  34. Pennell, R., Durham, M., Ozog, M., & Spark, A. (1997). Writing in context: Situated learning on the web. In R. Kevill, R. Oliver, & R. Phillips (Eds.),What works and why: Proceedings of the 14th Annual Conference of the Australian Society for Computers in Learning in Tertiary Education (pp. 463–469). Perth, WA: Curtin University.

  35. Perreault, H.R. (1999). Authentic activities for business education.Delta Pi Epsilon Journal, 41(1), 35–41.

  36. Petraglia, J. (1998). The real world on a short leash: The (mis)application of constructivism to the design of educational technology.Educational Technology Research and Development, 46(3), 53–65.

  37. Reeves, T.C. (2002). Distance education and the professorate: The issue of productivity. In C. Vrasidas & G. V. Glass (Eds.),Distance education and distributed learning (135–156). Greenwich, CT: Information Age Publishing.

  38. Reeves, T.C., Herrington, J., & Oliver, R. (2002). Authentic activities and online learning. In A. Goody, J. Herrington, & M. Northcote (Eds.),Quality conversations: Research and Development in Higher Education, Volume 25 (pp. 562–567). Jamison, ACT: HERDSA.

  39. Reeves, T.C., & Laffey, J.M. (1999). Design, assessment, and evaluation of a problem-based learning environment in undergraduate engineering.Higher Education Research and Development Journal, 18(2), 219–232.

  40. Reeves, T.C., & Okey, J.R. (1996). Alternative assessment for constructivist learning environments. In B. G. Wilson (Ed.),Constructivist learning environments: Case studies in instructional design (pp. 191–202). Englewood Cliffs, NJ: Educational Technology Publications.

  41. Resnick, L. (1987). Learning in school and out.Educational Researcher, 16(9), 13–20.

  42. Schon, D.A. (1987).Educating the reflective practitioner: Toward a new design for teaching and learning in the professions. San Francisco: Jossey-Bass.

  43. Shulman, L. (2000). Inventing the future. In P. Hutchings (Ed).Opening lines: Approaches to the scholarship of teaching and learning. Menlo Park, CA: Carnegie Publications. [Online]. Available: http://www.carnegiefoundation.org/elibrary/docs/ inventing.htm

  44. Stanton, T.K., Giles, Jr., D.E., & Cruz, N.I. (1999).Service-learning: A movement’s pioneers reflection on its origins, practice, and future. San Francisco: Jossey-Bass.

  45. Sternberg, R.J., Wagner, R.K., & Okagaki, L. (1993). Practical intelligence: The nature and role of tacit knowledge in work and at school. In J. M. Puckett & H. W. Reese (Eds.),Mechanisms of everyday cognition (pp. 205–227). Hillsdale, NJ: Lawrence Erlbaum Associates.

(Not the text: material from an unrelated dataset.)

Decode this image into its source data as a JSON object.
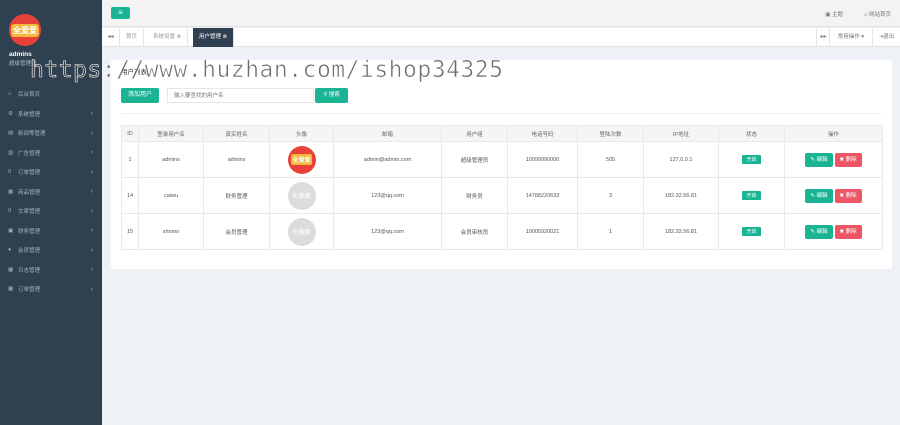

  46. Wilson, B. G. (Ed.). (1996).Constructivist learning environments: Case studies in instructional design. Englewood Cliffs, NJ: Educational Technology Publications.

  47. Wineburg, S.S. (1989). Remembrance of theories past.Educational Researcher, 18(5), 7–10.

  48. Winn, W. (1993). Instructional design and situated learning: Paradox or partnership.Educational Technology, 33(3), 16–21.

  49. Young, M.F. (1993). Instructional design for situated learning.Educational Technology Research and Development, 41(1), 43–58.

  50. Young, M.F. (1995). Assessment of situated learning using computer environments.Journal of Science Education and Technology, 4(1), 89–96.

  51. Young, M.F., & McNeese, M. (1993). A situated cognition approach to problem solving with implications for computer-based learning and assessment. In G. Salvendy & M. J. Smith (Eds.),Human-computer interaction: Software and hardware interfaces, (Vol. II, pp. 825–830). New York: Elsevier Science Publishers.

Download references

Author information

Correspondence to Jan Herrington.

Rights and permissions

Reprints and Permissions

About this article

Cite this article

Herrington, J., Reeves, T.C., Oliver, R. et al. Designing authentic activities in web-based courses. J. Comput. High. Educ. 16, 3–29 (2004). https://doi.org/10.1007/BF02960280

Download citation

Keywords

  • authentic activities
  • characteristics of authentic activities
  • Web-based learning environments
  • online courses